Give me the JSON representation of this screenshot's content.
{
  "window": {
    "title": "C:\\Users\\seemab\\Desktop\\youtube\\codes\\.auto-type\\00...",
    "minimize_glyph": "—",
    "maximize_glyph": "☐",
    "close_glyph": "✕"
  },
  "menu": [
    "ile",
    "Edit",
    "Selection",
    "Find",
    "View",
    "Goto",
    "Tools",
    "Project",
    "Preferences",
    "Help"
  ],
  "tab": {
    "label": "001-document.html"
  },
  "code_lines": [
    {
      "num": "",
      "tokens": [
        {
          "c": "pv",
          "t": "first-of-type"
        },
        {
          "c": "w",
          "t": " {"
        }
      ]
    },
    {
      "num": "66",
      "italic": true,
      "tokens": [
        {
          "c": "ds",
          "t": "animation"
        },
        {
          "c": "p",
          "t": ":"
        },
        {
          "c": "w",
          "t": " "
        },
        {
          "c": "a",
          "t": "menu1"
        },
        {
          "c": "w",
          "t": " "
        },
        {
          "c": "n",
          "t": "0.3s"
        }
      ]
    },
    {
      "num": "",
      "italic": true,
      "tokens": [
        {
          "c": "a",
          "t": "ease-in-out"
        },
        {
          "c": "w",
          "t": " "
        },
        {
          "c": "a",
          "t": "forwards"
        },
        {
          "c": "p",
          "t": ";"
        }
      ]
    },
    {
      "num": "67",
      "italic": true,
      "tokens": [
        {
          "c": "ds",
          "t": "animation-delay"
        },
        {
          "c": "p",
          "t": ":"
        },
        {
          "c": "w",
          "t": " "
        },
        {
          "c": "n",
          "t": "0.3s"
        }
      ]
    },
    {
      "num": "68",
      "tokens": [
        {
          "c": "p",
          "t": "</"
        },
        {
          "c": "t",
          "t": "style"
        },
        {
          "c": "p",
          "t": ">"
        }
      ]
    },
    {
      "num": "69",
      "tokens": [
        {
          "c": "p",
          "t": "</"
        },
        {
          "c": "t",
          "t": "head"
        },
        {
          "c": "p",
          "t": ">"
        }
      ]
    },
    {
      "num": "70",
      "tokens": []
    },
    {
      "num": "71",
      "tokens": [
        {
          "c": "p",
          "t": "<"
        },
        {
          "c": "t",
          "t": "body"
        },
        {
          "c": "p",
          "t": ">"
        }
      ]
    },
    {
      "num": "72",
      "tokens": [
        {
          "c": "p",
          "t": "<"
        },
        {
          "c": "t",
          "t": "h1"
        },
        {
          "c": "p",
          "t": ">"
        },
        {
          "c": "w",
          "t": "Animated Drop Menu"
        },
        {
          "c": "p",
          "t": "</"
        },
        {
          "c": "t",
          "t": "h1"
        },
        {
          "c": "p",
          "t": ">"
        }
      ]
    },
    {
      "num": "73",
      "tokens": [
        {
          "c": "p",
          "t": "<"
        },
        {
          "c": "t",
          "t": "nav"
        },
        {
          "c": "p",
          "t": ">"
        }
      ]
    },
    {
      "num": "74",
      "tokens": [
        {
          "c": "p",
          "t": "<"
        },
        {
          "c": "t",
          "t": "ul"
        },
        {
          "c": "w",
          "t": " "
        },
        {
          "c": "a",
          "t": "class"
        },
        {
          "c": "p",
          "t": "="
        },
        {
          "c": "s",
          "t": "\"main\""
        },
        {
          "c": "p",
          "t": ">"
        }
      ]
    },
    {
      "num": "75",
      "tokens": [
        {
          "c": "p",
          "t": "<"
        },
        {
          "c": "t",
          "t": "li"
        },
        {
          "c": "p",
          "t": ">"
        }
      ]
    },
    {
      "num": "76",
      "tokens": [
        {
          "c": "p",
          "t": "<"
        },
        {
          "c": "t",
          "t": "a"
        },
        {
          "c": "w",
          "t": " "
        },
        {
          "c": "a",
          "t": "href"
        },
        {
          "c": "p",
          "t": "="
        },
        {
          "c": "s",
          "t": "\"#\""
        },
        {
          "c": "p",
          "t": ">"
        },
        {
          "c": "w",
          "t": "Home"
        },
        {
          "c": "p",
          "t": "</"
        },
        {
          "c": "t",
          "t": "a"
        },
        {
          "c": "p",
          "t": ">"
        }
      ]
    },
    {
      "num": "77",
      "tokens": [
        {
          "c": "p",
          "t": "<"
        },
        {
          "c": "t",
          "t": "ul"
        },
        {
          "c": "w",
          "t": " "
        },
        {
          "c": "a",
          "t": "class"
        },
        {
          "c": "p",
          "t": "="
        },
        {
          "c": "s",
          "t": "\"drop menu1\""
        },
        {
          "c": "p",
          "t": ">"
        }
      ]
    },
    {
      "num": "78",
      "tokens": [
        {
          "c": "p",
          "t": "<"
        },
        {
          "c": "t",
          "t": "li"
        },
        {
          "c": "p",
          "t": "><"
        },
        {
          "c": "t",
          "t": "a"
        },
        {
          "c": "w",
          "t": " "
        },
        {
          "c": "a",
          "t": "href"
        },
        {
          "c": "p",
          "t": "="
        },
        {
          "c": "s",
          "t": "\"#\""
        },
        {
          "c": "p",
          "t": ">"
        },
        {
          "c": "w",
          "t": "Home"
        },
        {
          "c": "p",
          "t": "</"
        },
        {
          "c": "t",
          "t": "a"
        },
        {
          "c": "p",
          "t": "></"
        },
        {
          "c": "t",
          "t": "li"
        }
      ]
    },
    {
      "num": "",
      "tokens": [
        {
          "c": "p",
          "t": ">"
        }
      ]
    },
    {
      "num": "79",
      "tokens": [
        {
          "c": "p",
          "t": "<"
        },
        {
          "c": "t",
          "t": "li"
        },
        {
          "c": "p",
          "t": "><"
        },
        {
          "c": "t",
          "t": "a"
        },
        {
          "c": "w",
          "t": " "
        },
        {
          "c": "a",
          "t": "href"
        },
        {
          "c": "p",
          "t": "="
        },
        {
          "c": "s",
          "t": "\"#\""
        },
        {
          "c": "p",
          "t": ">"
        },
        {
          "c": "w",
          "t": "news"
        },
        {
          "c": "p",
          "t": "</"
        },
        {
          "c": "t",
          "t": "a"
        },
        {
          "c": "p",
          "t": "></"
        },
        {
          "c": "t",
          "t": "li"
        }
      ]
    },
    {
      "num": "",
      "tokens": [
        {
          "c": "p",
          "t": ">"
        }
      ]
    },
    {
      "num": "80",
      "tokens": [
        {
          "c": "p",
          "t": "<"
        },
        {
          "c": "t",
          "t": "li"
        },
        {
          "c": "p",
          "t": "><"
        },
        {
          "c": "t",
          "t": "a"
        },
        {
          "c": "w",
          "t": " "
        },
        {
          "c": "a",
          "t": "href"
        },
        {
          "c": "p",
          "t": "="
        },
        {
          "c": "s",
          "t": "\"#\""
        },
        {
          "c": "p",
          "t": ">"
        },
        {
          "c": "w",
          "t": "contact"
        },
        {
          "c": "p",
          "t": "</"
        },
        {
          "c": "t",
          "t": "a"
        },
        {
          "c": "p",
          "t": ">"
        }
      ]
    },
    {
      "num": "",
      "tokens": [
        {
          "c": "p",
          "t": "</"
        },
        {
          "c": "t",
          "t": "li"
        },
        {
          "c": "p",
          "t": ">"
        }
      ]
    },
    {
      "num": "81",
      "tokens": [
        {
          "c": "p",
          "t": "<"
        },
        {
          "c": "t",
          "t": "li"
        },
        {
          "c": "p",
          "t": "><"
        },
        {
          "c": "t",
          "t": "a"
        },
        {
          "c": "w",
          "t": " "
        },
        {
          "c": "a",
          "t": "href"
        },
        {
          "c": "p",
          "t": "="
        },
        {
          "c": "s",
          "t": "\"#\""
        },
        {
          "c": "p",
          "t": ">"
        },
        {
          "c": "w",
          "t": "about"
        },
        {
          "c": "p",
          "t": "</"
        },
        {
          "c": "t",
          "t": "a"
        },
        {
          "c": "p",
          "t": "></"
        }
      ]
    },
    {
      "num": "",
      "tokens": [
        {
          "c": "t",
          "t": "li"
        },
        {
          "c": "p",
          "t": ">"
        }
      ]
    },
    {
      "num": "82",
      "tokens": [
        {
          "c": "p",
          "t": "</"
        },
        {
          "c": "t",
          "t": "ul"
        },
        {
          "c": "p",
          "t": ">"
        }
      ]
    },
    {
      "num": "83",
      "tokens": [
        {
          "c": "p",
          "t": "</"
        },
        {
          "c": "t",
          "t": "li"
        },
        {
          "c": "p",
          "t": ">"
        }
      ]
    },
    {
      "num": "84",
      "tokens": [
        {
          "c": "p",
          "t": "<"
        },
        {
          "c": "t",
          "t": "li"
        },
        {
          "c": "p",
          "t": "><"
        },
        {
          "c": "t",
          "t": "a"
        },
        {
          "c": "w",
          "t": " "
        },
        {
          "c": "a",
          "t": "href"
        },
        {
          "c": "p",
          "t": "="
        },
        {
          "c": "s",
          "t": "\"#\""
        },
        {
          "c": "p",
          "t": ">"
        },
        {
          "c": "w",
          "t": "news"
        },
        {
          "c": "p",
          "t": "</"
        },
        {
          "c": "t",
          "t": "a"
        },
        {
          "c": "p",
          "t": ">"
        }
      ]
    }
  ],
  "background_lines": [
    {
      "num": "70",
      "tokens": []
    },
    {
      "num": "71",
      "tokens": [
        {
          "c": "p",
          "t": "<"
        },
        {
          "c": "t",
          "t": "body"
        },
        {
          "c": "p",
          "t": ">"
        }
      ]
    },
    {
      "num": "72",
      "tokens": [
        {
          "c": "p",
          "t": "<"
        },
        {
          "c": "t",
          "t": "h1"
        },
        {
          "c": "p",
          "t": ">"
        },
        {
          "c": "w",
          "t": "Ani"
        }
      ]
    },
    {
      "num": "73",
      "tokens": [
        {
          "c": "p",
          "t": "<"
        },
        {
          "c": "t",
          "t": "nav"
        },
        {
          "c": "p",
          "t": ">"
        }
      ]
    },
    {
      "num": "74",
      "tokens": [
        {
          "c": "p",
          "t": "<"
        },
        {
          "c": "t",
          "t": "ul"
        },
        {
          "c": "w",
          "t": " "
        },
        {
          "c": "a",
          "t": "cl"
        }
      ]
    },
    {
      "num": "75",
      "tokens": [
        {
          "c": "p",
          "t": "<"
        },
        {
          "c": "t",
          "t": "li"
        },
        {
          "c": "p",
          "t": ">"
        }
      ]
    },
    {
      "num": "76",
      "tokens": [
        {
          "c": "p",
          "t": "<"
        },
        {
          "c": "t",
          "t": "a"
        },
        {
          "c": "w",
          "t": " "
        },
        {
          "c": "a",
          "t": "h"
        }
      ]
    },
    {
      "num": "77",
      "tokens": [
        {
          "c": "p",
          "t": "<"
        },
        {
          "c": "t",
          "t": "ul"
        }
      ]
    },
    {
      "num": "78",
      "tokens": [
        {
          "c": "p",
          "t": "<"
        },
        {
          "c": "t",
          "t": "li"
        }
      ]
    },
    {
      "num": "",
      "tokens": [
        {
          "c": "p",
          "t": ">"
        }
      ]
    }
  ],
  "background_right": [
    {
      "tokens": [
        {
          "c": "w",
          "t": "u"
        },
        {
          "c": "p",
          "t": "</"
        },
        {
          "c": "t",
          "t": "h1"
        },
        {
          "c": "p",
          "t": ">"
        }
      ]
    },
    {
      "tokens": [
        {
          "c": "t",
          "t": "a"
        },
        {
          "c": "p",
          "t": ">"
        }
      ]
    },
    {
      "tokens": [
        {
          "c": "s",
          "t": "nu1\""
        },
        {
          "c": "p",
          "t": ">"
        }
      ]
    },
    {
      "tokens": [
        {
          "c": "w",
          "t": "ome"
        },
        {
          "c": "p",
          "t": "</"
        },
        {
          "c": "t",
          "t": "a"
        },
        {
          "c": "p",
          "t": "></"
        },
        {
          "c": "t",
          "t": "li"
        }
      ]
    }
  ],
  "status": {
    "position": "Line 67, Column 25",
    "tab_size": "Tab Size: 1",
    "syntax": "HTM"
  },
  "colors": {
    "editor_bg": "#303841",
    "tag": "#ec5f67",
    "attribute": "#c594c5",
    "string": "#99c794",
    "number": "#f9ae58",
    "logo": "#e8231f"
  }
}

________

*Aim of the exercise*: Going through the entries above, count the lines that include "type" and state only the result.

*Result*: 2